What’s missing from the data, though, is a sense that parents are really worried about what their children are being taught. Parents do care about some issues related to their kids’ education — they just aren’t aren’t especially divisive. In an Ipsos/NPR poll conducted May 5-11, Republican parents (69 percent) were almost as likely as Democratic parents (76 percent) to say they were familiar with teacher shortages. Meanwhile, majorities of parents of all political stripes said that teacher shortages had happened in their community recently, while non-parents were much less likely to say they’d heard about that issue in their own community.
There also isn’t clear evidence Republican parents are even hearing about what politicians like DeSantis are doing. According to the 2023 Ipsos/NPR poll, 69 percent of Republican parents agree that teachers are professionals who should be trusted to make decisions about classroom curricula. In that poll, Democratic parents were much more likely than Republican parents to say that they were familiar with schools banning books from classrooms or restrictions on discussions of gender, sexuality, race or racism. And Republican parents were much more likely than Republican non-parents to say that book bans or restrictions on discussions in the classroom had not happened in their community.
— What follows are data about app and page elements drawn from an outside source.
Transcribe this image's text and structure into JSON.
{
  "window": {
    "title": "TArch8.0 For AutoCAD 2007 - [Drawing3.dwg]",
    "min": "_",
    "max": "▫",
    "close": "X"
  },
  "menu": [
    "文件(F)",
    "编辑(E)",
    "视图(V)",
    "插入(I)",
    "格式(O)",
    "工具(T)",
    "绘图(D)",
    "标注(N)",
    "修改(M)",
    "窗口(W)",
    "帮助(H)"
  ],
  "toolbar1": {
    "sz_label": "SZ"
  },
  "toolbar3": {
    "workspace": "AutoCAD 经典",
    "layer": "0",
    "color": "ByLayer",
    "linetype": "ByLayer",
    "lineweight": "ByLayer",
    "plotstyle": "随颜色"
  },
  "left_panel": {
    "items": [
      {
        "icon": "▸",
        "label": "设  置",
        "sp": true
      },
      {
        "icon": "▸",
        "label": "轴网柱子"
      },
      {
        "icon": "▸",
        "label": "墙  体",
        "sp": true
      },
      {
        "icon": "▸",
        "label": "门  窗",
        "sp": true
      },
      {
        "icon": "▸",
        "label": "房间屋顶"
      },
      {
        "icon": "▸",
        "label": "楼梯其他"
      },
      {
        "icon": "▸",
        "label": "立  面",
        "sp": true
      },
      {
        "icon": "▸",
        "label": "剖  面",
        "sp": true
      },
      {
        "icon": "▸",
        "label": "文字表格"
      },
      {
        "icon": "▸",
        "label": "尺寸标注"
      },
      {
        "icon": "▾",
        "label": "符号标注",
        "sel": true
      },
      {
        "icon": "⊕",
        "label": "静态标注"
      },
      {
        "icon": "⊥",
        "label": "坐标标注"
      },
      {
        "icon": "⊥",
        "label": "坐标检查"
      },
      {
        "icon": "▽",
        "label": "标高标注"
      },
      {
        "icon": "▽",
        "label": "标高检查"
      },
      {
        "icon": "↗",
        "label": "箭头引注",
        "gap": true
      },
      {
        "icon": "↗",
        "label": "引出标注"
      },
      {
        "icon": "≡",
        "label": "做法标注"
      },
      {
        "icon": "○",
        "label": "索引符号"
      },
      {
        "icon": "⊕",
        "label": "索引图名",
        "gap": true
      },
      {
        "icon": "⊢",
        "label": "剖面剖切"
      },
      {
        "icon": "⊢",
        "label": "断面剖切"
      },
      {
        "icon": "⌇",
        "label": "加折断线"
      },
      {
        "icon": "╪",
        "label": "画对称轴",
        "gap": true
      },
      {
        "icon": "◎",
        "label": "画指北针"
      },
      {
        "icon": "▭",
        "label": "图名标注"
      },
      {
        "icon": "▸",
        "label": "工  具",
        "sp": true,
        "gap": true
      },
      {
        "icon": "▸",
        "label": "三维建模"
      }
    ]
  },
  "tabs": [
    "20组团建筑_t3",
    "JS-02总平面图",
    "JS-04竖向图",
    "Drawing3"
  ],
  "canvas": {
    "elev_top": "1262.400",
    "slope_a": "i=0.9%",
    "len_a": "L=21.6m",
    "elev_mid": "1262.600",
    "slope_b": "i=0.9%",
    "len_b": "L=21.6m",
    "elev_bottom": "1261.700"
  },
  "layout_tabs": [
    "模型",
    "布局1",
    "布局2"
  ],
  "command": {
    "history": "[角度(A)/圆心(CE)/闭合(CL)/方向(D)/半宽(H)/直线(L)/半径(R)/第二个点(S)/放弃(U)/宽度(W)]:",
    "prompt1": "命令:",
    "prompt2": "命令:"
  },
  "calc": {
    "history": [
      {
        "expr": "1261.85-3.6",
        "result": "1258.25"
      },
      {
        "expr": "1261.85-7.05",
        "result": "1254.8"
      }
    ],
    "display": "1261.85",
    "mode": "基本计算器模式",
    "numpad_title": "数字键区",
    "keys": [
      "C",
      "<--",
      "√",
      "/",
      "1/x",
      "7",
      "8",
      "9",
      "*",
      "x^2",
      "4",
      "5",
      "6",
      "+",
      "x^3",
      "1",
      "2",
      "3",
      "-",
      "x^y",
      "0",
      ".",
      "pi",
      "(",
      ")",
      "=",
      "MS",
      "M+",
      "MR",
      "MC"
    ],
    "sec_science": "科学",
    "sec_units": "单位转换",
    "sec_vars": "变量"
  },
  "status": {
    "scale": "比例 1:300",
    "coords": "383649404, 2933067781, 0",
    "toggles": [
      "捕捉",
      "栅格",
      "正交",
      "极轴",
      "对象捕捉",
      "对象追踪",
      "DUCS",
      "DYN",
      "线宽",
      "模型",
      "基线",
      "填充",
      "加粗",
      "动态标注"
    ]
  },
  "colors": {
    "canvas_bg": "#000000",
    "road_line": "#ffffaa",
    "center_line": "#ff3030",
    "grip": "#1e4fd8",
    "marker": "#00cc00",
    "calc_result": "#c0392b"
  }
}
Meanwhile, Republican parents may not be all that gung-ho about DeSantis’s solutions. In the 2023 Ipsos/NPR poll, almost half (47 percent) of Republican parents oppose state lawmakers passing laws to ban certain books and remove them from classrooms and libraries, while 41 percent are in favor, and they’re evenly divided on whether they support state lawmakers creating policies to restrict what subjects teachers and students can discuss in the classroom. They’re more in favor of putting that power in the hands of individual school boards (53 percent support letting school boards restrict the subjects that are discussed in the classroom), but not overwhelmingly.
And then there’s the fact that when, in the same poll, parents were asked to choose the topics they find most worrying, only 17 percent of Republicans selected education — less than the share who selected inflation or increasing costs (52 percent), crime or gun violence (28 percent), government budget or debt (28 percent), political extremism or polarization (21 percent), immigration (21 percent) and taxes (21 percent).
The takeaway here, according to Elder, isn’t that appeals to parents are useless politically. “Being a parent is a very powerful identity that can be helpful for politicians if they can tap into it, with almost no downside,” she said. DeSantis’s problem is that the culture-war issues surrounding education just don’t seem to be especially galvanizing for parents, even Republican ones. “Clearly there is a passionate minority of people who are disproportionately Republicans who are energized by this issue,” she said. “But on the whole these are not the issues that parents are concerned about.”